RedHat you have to pay for.
The free version of RedHat is either Fedora, or CentOS. CentOS being more in line with RedHat. Over them all I'd prefer to just stick with Ubuntu Server for a server OS.
Plus if one has used the Ubuntu environment for years, to include distros built from it (example, Linux Mint & many others). this makes life a bit easier than stating from an entire new platform. While I don't have a server in use (though need one), would choose the Ubuntu brand over any other.
I did play with CentOS in my spare time, though never got to the comfort zone that I've had with Linux Mint for nearly 8 years. So the best server application will vary from one person to the other & the chances will be high that if a long term Linux user, the user won't vary far from home, choosing a server distro that uses the same base distro. Really, as long as it takes to get a good feel for a distro, and many has to try a few different types to find the right one.
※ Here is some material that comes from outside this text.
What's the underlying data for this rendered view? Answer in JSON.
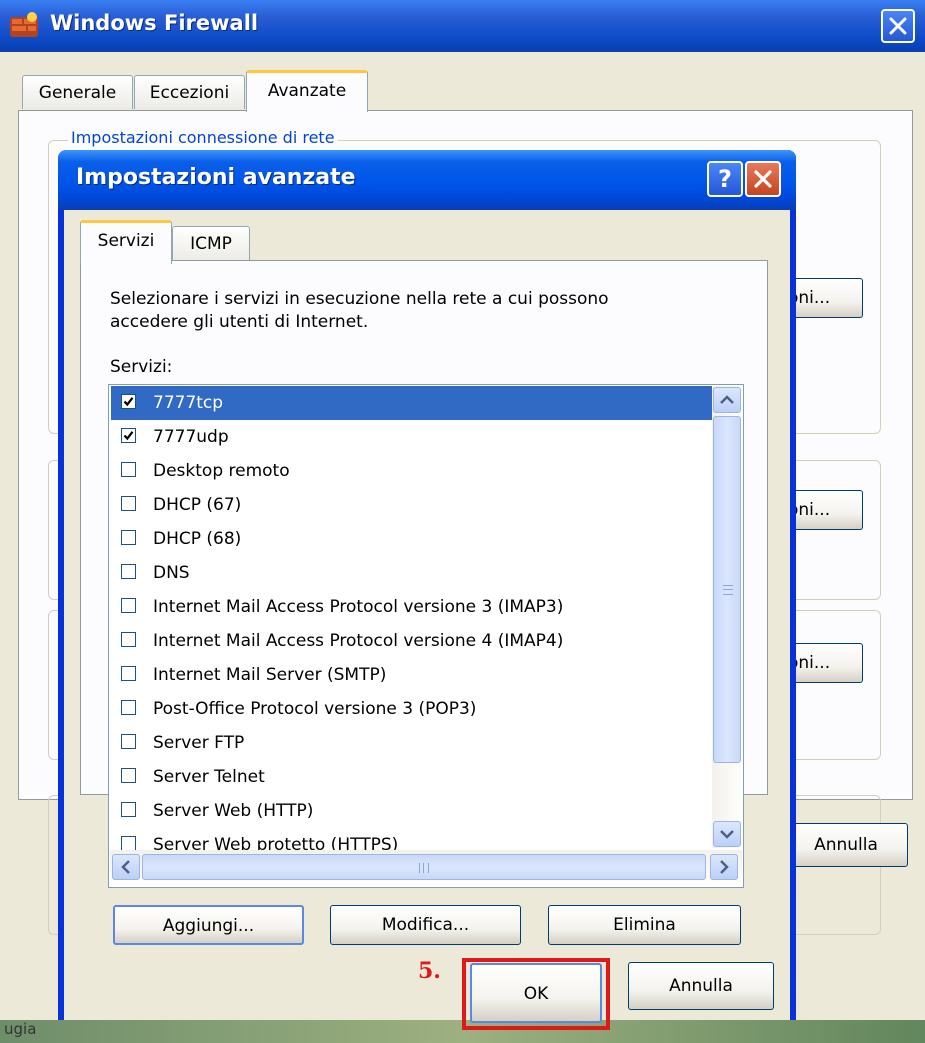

Therefore there's no need to be thrown off in frustration in making a different based Linux server work with their installed OS (if the person is running a Linux distro as their daily OS). If the person is running Windows & wants a Linux server to save on huge licensing fees (over $500 for a single machine copy of the latest Windows Server), then the person can be more open in regards to which Linux Server distro is chosen.
If no previous Linux experience, wants to learn & be up and running as quick as possible, then I'd recommend the Ubuntu Server due to the massive amount of support available in articles, tutorials & on tech forums. It's getting to the point to where I need one, and have plenty of spare components to build one, probably two. Once setup, as I understand, the maintenance is low, and one doesn't have to have a super powerful computer for this, my plans are to repurpose an AMD Athlon II x4 630 2.8GHz quad core CPU, one of AMD's first true quad model lineup that caught Intel with their pants down , to build one. Just unsure whether a SFF desktop computer is large enough (could be if two 2.5" HDD's are used in a RAID setup), or would need a tower for extra drives (have both types). Since it won't be used to browse the Web, no need for a SSD, extra GPU, just run whatever graphics ships with the MB. However, reliable HDD's are a must, one reason why I love the WD RE4 line (the older SATA-2 models). These are basically upgraded Caviar Blacks, with twice the cache & same 5 year warranty, in fact have a 1TiB one coming in next week, under warranty until mid-2018 (found on eBay for $32 w/free shipping).
A RAID setup using two identical HDD's may be a good idea, in case one fails, the system will run on the other until replaced. No one wants their Server to totally go down, that defeats the purpose of having one. I also recommend to connect to a properly sized UPS, so that it can be safely powered down, and also protects against momentary outages, surges, good models will provide clean & stable power to extend the life of the hardware.
Just as the Linux community is very diverse, the same can be stated about those running Server clients. No 'one size fits all' applies here.